In the next box it lists the books I already have out on loan, with due dates for each1.

In the final box it shows any fees that I have outstanding. In this case it is £1.50 for two books that I had reserved (75p each).

Then there’s a concise footer reminding members that books may also be renewed/reserved online2 (how I do it), and over telephone (for digitally disinclined).

That’s all. Simple and sufficient.

Continue reading In praise of a paper receipt

Successful tweak – meditation before sleeping

For the last 10 days, I have meditated in bed before sleeping.

I updated my pre-sleep routine. It now starts with meditating for 10 minutes – usually Daily Calm, though yesterday I tried and liked a quiet meditation. Then I massage my feet, ankles and achilles with a massage ball before wearing sleeping socks (keeping feet warm). Finally, I read a book till the eyes shut off – usually 5-15 minutes.

I have been really enjoying this routine. The meditation calms me down drastically. The massage helps the feet stay fitter while I am increasing running mileage (or at least I think it helps). Then I read something – an easy book1 or a few paragraphs of Meditations (Marcus Aurelius).

I have been having really good sleep – drifting into it peacefully, and waking calm. The anxieties from rest of the day have mostly kept at bay. I’m lovin’ it.

Continue reading Successful tweak – meditation before sleeping

“Live the life you’ve imagined.”

“Go confidently in the direction of your dreams! Live the life you’ve imagined.”

― Henry David Thoreau

I’ve come across this quote twice in the left 24 hours, in two unrelated places. First, as a chapter cover in the book I finished last night. Then, just now, at the head of a blog post by someone I barely know.

It got me thinking with the first hit. Now, with the double appearance, it seems like a message from the great void.

Time to heed it?

Continue reading “Live the life you’ve imagined.”

Be a pal, not a dick.

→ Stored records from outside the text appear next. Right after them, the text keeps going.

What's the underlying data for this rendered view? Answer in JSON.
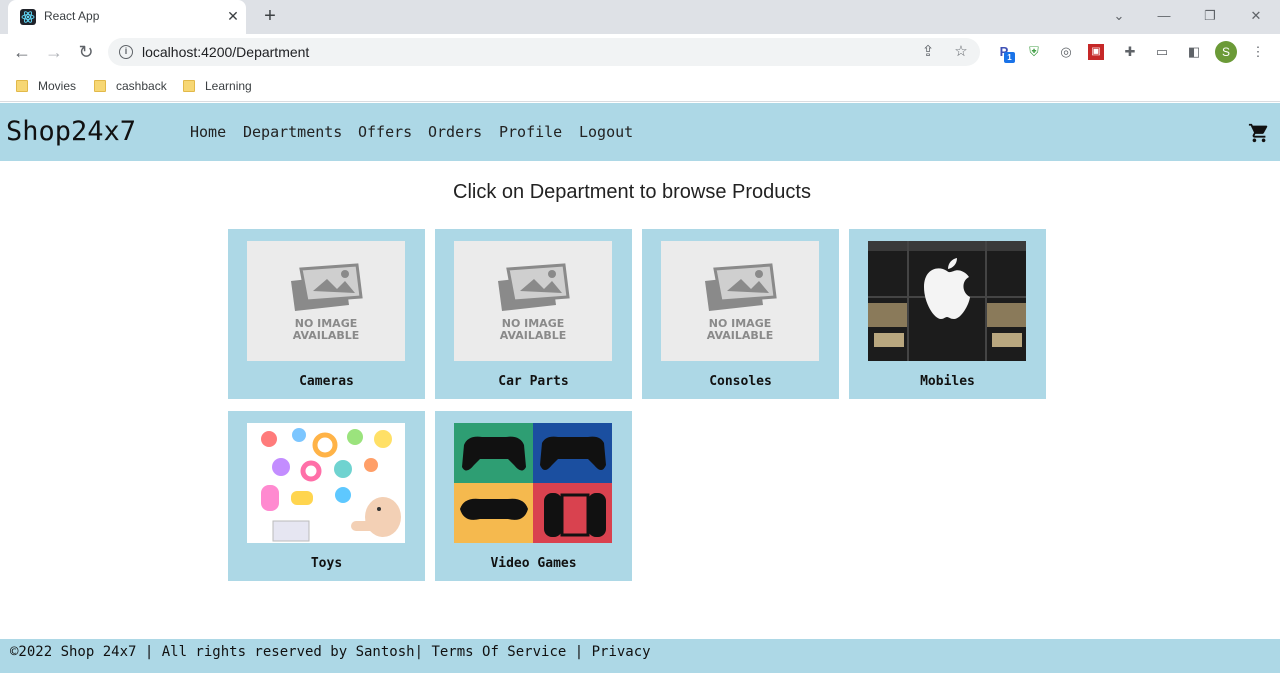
{
  "browser": {
    "tab_title": "React App",
    "url": "localhost:4200/Department",
    "profile_initial": "S",
    "extension_badge": "1",
    "bookmarks": [
      "Movies",
      "cashback",
      "Learning"
    ]
  },
  "app": {
    "brand": "Shop24x7",
    "nav": [
      "Home",
      "Departments",
      "Offers",
      "Orders",
      "Profile",
      "Logout"
    ],
    "heading": "Click on Department to browse Products",
    "departments": [
      {
        "name": "Cameras",
        "image": "no-image-placeholder",
        "placeholder_text": "NO IMAGE AVAILABLE"
      },
      {
        "name": "Car Parts",
        "image": "no-image-placeholder",
        "placeholder_text": "NO IMAGE AVAILABLE"
      },
      {
        "name": "Consoles",
        "image": "no-image-placeholder",
        "placeholder_text": "NO IMAGE AVAILABLE"
      },
      {
        "name": "Mobiles",
        "image": "apple-store-photo"
      },
      {
        "name": "Toys",
        "image": "baby-toys-photo"
      },
      {
        "name": "Video Games",
        "image": "game-controllers-grid"
      }
    ],
    "footer": {
      "copyright": "©2022 Shop 24x7 | All rights reserved by Santosh",
      "terms": "Terms Of Service",
      "privacy": "Privacy"
    }
  },
  "colors": {
    "accent": "#add8e6"
  }
}
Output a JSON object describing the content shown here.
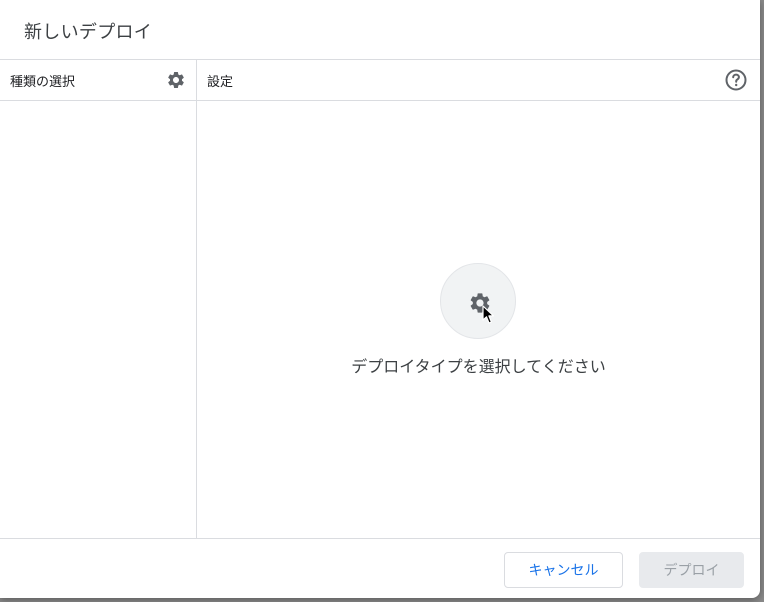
{
  "dialog": {
    "title": "新しいデプロイ",
    "left_pane": {
      "title": "種類の選択",
      "settings_icon": "gear-icon"
    },
    "right_pane": {
      "title": "設定",
      "help_icon": "help-circle-icon",
      "empty_state": {
        "icon": "gear-icon",
        "message": "デプロイタイプを選択してください"
      }
    },
    "footer": {
      "cancel_label": "キャンセル",
      "deploy_label": "デプロイ"
    }
  },
  "colors": {
    "accent": "#1a73e8",
    "divider": "#dadce0",
    "text_primary": "#202124",
    "disabled_bg": "#e8eaed",
    "disabled_text": "#9aa0a6"
  }
}
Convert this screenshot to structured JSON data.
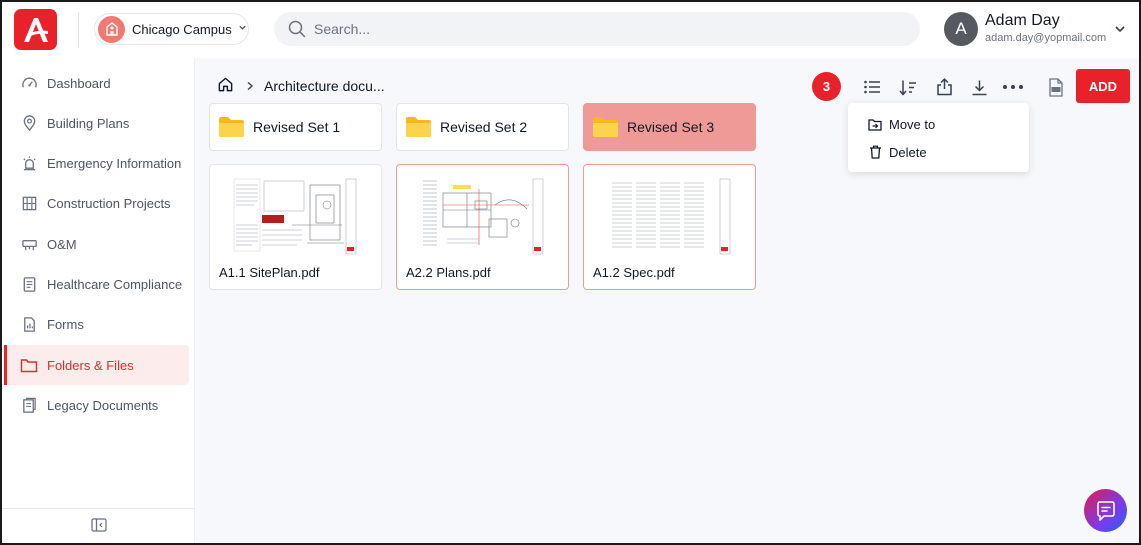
{
  "header": {
    "campus_label": "Chicago Campus",
    "search_placeholder": "Search...",
    "user_initial": "A",
    "user_name": "Adam Day",
    "user_email": "adam.day@yopmail.com"
  },
  "sidebar": {
    "items": [
      {
        "label": "Dashboard",
        "icon": "gauge-icon"
      },
      {
        "label": "Building Plans",
        "icon": "location-pin-icon"
      },
      {
        "label": "Emergency Information",
        "icon": "alarm-light-icon"
      },
      {
        "label": "Construction Projects",
        "icon": "building-icon"
      },
      {
        "label": "O&M",
        "icon": "tools-icon"
      },
      {
        "label": "Healthcare Compliance",
        "icon": "clipboard-icon"
      },
      {
        "label": "Forms",
        "icon": "form-icon"
      },
      {
        "label": "Folders & Files",
        "icon": "folder-icon",
        "active": true
      },
      {
        "label": "Legacy Documents",
        "icon": "documents-icon"
      }
    ]
  },
  "breadcrumb": {
    "current": "Architecture docu..."
  },
  "toolbar": {
    "selected_count": "3",
    "add_label": "ADD"
  },
  "context_menu": {
    "items": [
      {
        "label": "Move to",
        "icon": "move-to-icon"
      },
      {
        "label": "Delete",
        "icon": "trash-icon"
      }
    ]
  },
  "folders": [
    {
      "name": "Revised Set 1",
      "selected": false
    },
    {
      "name": "Revised Set 2",
      "selected": false
    },
    {
      "name": "Revised Set 3",
      "selected": true
    }
  ],
  "files": [
    {
      "name": "A1.1 SitePlan.pdf",
      "selected": false
    },
    {
      "name": "A2.2 Plans.pdf",
      "selected": true
    },
    {
      "name": "A1.2 Spec.pdf",
      "selected": true
    }
  ],
  "colors": {
    "brand": "#e8212a",
    "selected_folder": "#ef9a96",
    "active_nav_bg": "#fdecec",
    "folder_yellow": "#f9c624"
  }
}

I don’t need sympathy or special consideration because, ultimately, who cares? You hate me, and I hate me, too. We are on the same team. I guess what I’m saying is that maybe we could all just mind our own fucking business for once, and that when you can actually see a person’s scars, maybe be a pal and don’t pick at them.

Samantha Irby, in ‘We are never meeting in real life’